Mining is a capital intensive industry. If the company gets the green light it must raise an eye-watering $1.7bn from investors for the first stage of production.
York Potash’s company headquarters are on an industrial estate on the fringe of Scarborough. Upstairs in the offices, a narrow cardboard container opens to reveal a mottled off-white mottled substance that represents 250m years of history. This is polyhalite, compressed salts and minerals left behind when an ancient sea condensed.
It’s a sample core from unique polyhalite reserves which York Potash plans to mine from Permian Age rock older than the Jurassic Age when dinosaurs roamed.
An energy company discovered these potash seams by accident as they drilled for oil in Eskdale on the eve of the Second World War.
The first company to mine them was the Israeli-owned Cleveland Potash. Its mine near Staithes with its uncompromising bulk and white chimney plume is a familiar sight to seasiders.
Its boss was Graham Clarke who spent 26 years working at Boulby. Today he is York Potash’s operations director.
As we drove out to view it he emphasised that the old mine does not look at all like the plans for the new one. The mine head will be just south of Whitby off a minor road, the B1416. This runs steeply downhill towards the sea and one of the most charming spots in the area, the picturesque green steel bridge crossing the Esk and the railway crossing at Ruswarp.
This is not a spot anyone would wish to see choked with construction lorries and plant and equipment deliveries.
The site of the mine head is currently still occupied by Dove’s Nest Farm. This is not picturesque and blocks of trees screen some of the current work in progress from the road. The site will eventually spread over 100 hectares (247 acres) and accommodate what are described as ‘low impact’ buildings – no headstocks or conventional winding gear of the old coalfields variety.
The mine will have a working life of 140 years producing five million tonnes at first rising to 14.4m ten years later.
The company says that everything that comes out of the ground will be saleable – so no unsightly waste tips. The polyhalite ore will be ground into a white powder then mixed with brine before being despatched as slurry through a 44-kilometre underground pipeline to Teesside. Here it will be granulated and sold as a premium fertiliser product.
In January the National Park Authority asked for an extensive list of further information from the company. Towards the end of last month the park asked for more information again and the Ministry of Defence has also put in a ‘holding objection’ over concerns about the effects of mining on RAF Fylingdales.
The company says it’s confident it can demonstrate to the RAF that mining operations will create no more background vibration for Fylingdales than the passing of HGVs on the nearest road. The Environment Agency is also requesting more technical detail on the mine and reassurances about hydrological issues.
Graham Clarke says turning down the mine would be ‘ludicrous’, considering the part polyhalite can play in meeting the urgent global need for increasing crop yields to feed rising populations. There’s also the issue of Britain’s need to export and produce more from our resources.
He also thinks it would be a missed opportunity for the locals who have an affinity for this industry. “People round here really take to this work,” he says. “At Boulby, I sometimes had three generations of one family working for me.
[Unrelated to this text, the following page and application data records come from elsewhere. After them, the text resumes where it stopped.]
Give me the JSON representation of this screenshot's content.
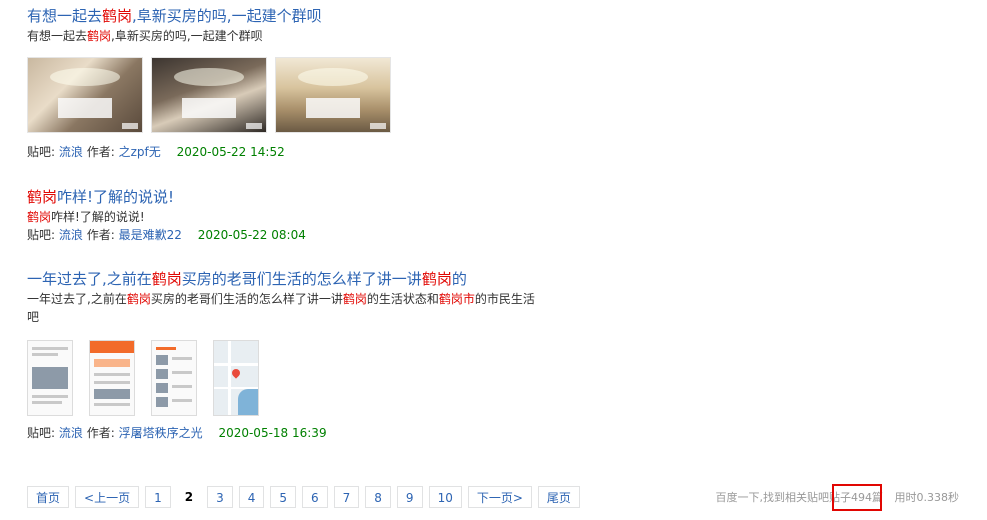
{
  "posts": [
    {
      "title_parts": [
        "有想一起去",
        "鹤岗",
        ",阜新买房的吗,一起建个群呗"
      ],
      "snippet_parts": [
        "有想一起去",
        "鹤岗",
        ",阜新买房的吗,一起建个群呗"
      ],
      "bar_label": "贴吧:",
      "bar_name": "流浪",
      "author_label": "作者:",
      "author": "之zpf无",
      "date": "2020-05-22 14:52"
    },
    {
      "title_parts": [
        "鹤岗",
        "咋样!了解的说说!"
      ],
      "snippet_parts": [
        "鹤岗",
        "咋样!了解的说说!"
      ],
      "bar_label": "贴吧:",
      "bar_name": "流浪",
      "author_label": "作者:",
      "author": "最是难歉22",
      "date": "2020-05-22 08:04"
    },
    {
      "title_parts": [
        "一年过去了,之前在",
        "鹤岗",
        "买房的老哥们生活的怎么样了讲一讲",
        "鹤岗",
        "的"
      ],
      "snippet_parts": [
        "一年过去了,之前在",
        "鹤岗",
        "买房的老哥们生活的怎么样了讲一讲",
        "鹤岗",
        "的生活状态和",
        "鹤岗市",
        "的市民生活吧"
      ],
      "bar_label": "贴吧:",
      "bar_name": "流浪",
      "author_label": "作者:",
      "author": "浮屠塔秩序之光",
      "date": "2020-05-18 16:39"
    }
  ],
  "pager": {
    "first": "首页",
    "prev": "<上一页",
    "pages": [
      "1",
      "2",
      "3",
      "4",
      "5",
      "6",
      "7",
      "8",
      "9",
      "10"
    ],
    "current": "2",
    "next": "下一页>",
    "last": "尾页"
  },
  "stats": {
    "prefix": "百度一下,找到相关贴吧贴子",
    "count": "494篇",
    "time": "用时0.338秒"
  },
  "colors": {
    "link": "#2d64b3",
    "highlight": "#e10602",
    "date": "#008000",
    "annotation_box": "#e10602"
  }
}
“Here we have an apprentice who is a farmer’s son. He comes in and does his shift, then goes home to help on the family farm. People like that just work all the time. They are very impressive.”
So it seems like a stark choice between a hugely valuable mineral resource or a precious landscape.
Steph Newman would like to see a compromise which allowed the mining to go ahead but the controversial mine head placed beyond the boundary of the North York Moors National Park.
Graham Clark insists that from a practical point of view, this not possible. He says faulting in the ore strata and other technical issues rule out re-locating the mine head. There doesn’t appear to be a Plan B. So for the decision-makers, it’s all or nothing in July.